Spectral lines are the result of interactions between a quantum system (usually atoms, but sometimes molecules or nuclei) and individual photons. All spectra and spectral lines result from transitions between discrete energy states of matter in which photons of corresponding energy (and hence characteristic frequency or wavelength) are absorbed or emitted. The energy levels thus determined can be used to study atoms and molecules. A photon is absorbed when it has the correct energy to allow a change in the energy state of the system (in the case of an atom, this is usually an orbital jump of an electron); it is then re-emitted spontaneously, or at the same frequency as the original, or in a cascade, where the sum of the energies of the emitted photons is the same as that of the absorbed photon. The direction of the new photons will not be related to the direction of the original photon.

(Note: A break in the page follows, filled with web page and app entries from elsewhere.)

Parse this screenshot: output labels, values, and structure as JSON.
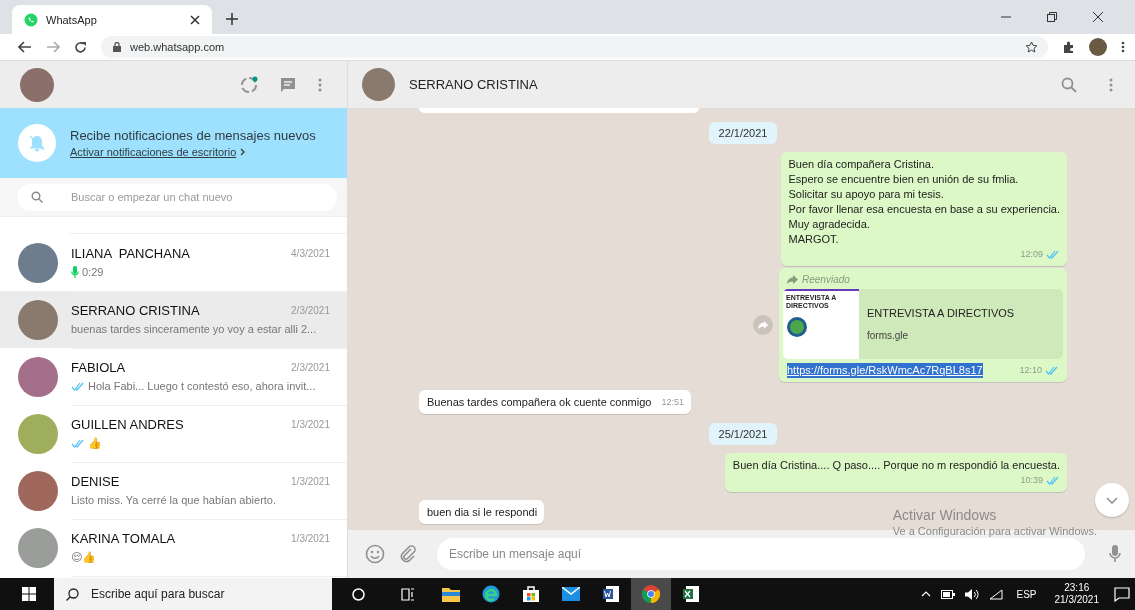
{
  "browser": {
    "tab_title": "WhatsApp",
    "url": "web.whatsapp.com"
  },
  "sidebar": {
    "notification": {
      "title": "Recibe notificaciones de mensajes nuevos",
      "link": "Activar notificaciones de escritorio"
    },
    "search": {
      "placeholder": "Buscar o empezar un chat nuevo"
    },
    "chats": [
      {
        "name": "ILIANA  PANCHANA",
        "date": "4/3/2021",
        "preview": "0:29",
        "kind": "voice",
        "selected": false
      },
      {
        "name": "SERRANO CRISTINA",
        "date": "2/3/2021",
        "preview": "buenas tardes sinceramente yo voy a estar alli 2...",
        "kind": "text",
        "selected": true
      },
      {
        "name": "FABIOLA",
        "date": "2/3/2021",
        "preview": "Hola Fabi... Luego t contestó eso, ahora invit...",
        "kind": "read",
        "selected": false
      },
      {
        "name": "GUILLEN ANDRES",
        "date": "1/3/2021",
        "preview": "👍",
        "kind": "read",
        "selected": false
      },
      {
        "name": "DENISE",
        "date": "1/3/2021",
        "preview": "Listo miss. Ya cerré la que habían abierto.",
        "kind": "text",
        "selected": false
      },
      {
        "name": "KARINA TOMALA",
        "date": "1/3/2021",
        "preview": "😌👍",
        "kind": "text",
        "selected": false
      }
    ]
  },
  "chat": {
    "contact": "SERRANO CRISTINA",
    "messages": [
      {
        "kind": "date",
        "text": "22/1/2021"
      },
      {
        "kind": "out",
        "lines": [
          "Buen día compañera Cristina.",
          "Espero se encuentre bien en unión de su fmlia.",
          "Solicitar su apoyo para mi tesis.",
          "Por favor llenar esa encuesta en base a su experiencia.",
          "Muy agradecida.",
          "MARGOT."
        ],
        "time": "12:09",
        "read": true
      },
      {
        "kind": "link",
        "forwarded": "Reenviado",
        "thumb_title": "ENTREVISTA A DIRECTIVOS",
        "title": "ENTREVISTA A DIRECTIVOS",
        "domain": "forms.gle",
        "url": "https://forms.gle/RskWmcAc7RqBL8s17",
        "time": "12:10",
        "read": true
      },
      {
        "kind": "in",
        "lines": [
          "Buenas tardes compañera ok cuente conmigo"
        ],
        "time": "12:51"
      },
      {
        "kind": "date",
        "text": "25/1/2021"
      },
      {
        "kind": "out",
        "lines": [
          "Buen día Cristina.... Q paso.... Porque no m respondió la encuesta."
        ],
        "time": "10:39",
        "read": true
      },
      {
        "kind": "in",
        "lines": [
          "buen dia si le respondi"
        ]
      }
    ],
    "composer": {
      "placeholder": "Escribe un mensaje aquí"
    }
  },
  "os_notice": {
    "title": "Activar Windows",
    "text": "Ve a Configuración para activar Windows."
  },
  "taskbar": {
    "search": "Escribe aquí para buscar",
    "time": "23:16",
    "date": "21/3/2021",
    "language": "ESP"
  }
}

Depending on the geometry of the gas, the source of the photon, and the observer, either an emission line or an absorption line will be produced: if the gas is between the source of the photon and the observer, a drop in light intensity will be observed in the frequency of the incident photon, since the re-emitted photons will be in different directions than the original. This is an absorption line. If the observer sees the gas but not the photon source, he will see only the re-emitted photons in a narrow frequency range. This is an emission line.
The absorption and emission lines are extremely atom specific and can be used to easily identify the chemical composition of any medium through which light can pass (usually gases). They also depend on the physical conditions of the gas and are therefore widely used to determine the chemical composition of stars and other celestial bodies that cannot be analyzed by other means, as well as their physical conditions.
Other mechanisms besides atom-photon interaction can produce spectral lines. Depending on the physical interaction (with molecules, single particles, etc.), the frequency of the photons involved varies widely, and the lines can be observed along the entire electromagnetic spectrum, from radio waves to gamma rays.
An absorption line is a dark line in a continuous spectrum corresponding to the absorption of light or other form of electromagnetic radiation at a well-defined wavelength; the pattern of such lines is characteristic of specific atoms or molecules in the path of the radiation. When a light source with a continuous spectrum is viewed through a cool gas, dark lines appear in the spectrum. The wavelengths of the lines are identical to the wavelengths of emission lines from the same gas when heated. Spectral lines are often used to identify atoms and molecules.
The pattern of absorption lines in a spectrum is diagnostic of the types of atoms and molecules present in, for example, the surface layers of a star or the atmosphere of a planet. Absorption lines can be seen in the spectra of the Sun and other stars. Most are Fraunhofer lines, but some are produced in the cool interstellar gas along the line of sight and give clues to the physics and chemistry of the interstellar medium. Absorption lines in quasars carry information about intergalactic space.